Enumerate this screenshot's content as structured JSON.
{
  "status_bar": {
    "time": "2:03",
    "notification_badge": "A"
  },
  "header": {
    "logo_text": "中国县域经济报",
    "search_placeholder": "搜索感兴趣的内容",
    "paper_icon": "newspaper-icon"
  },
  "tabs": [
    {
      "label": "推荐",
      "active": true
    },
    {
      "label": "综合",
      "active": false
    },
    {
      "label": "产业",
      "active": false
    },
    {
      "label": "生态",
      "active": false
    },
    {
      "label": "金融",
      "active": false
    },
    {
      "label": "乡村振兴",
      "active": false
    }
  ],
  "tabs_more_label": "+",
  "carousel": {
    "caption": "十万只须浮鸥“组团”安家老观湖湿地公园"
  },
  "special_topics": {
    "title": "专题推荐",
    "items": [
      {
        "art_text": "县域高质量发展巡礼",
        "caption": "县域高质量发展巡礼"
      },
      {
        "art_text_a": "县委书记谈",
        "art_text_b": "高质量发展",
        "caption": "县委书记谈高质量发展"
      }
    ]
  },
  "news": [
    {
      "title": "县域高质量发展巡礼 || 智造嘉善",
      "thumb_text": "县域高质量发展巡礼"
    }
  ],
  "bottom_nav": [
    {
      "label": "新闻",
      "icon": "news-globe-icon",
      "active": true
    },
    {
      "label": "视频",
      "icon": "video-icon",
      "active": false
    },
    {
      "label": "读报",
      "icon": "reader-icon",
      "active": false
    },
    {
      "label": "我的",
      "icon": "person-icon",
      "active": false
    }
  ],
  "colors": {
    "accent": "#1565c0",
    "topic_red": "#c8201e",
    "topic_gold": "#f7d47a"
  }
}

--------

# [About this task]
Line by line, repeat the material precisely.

# [Answer space]
Enumerate this screenshot's content as structured JSON.
{
  "status_bar": {
    "time": "2:03",
    "notification_badge": "A"
  },
  "header": {
    "logo_text": "中国县域经济报",
    "search_placeholder": "搜索感兴趣的内容",
    "paper_icon": "newspaper-icon"
  },
  "tabs": [
    {
      "label": "推荐",
      "active": true
    },
    {
      "label": "综合",
      "active": false
    },
    {
      "label": "产业",
      "active": false
    },
    {
      "label": "生态",
      "active": false
    },
    {
      "label": "金融",
      "active": false
    },
    {
      "label": "乡村振兴",
      "active": false
    }
  ],
  "tabs_more_label": "+",
  "carousel": {
    "caption": "十万只须浮鸥“组团”安家老观湖湿地公园"
  },
  "special_topics": {
    "title": "专题推荐",
    "items": [
      {
        "art_text": "县域高质量发展巡礼",
        "caption": "县域高质量发展巡礼"
      },
      {
        "art_text_a": "县委书记谈",
        "art_text_b": "高质量发展",
        "caption": "县委书记谈高质量发展"
      }
    ]
  },
  "news": [
    {
      "title": "县域高质量发展巡礼 || 智造嘉善",
      "thumb_text": "县域高质量发展巡礼"
    }
  ],
  "bottom_nav": [
    {
      "label": "新闻",
      "icon": "news-globe-icon",
      "active": true
    },
    {
      "label": "视频",
      "icon": "video-icon",
      "active": false
    },
    {
      "label": "读报",
      "icon": "reader-icon",
      "active": false
    },
    {
      "label": "我的",
      "icon": "person-icon",
      "active": false
    }
  ],
  "colors": {
    "accent": "#1565c0",
    "topic_red": "#c8201e",
    "topic_gold": "#f7d47a"
  }
}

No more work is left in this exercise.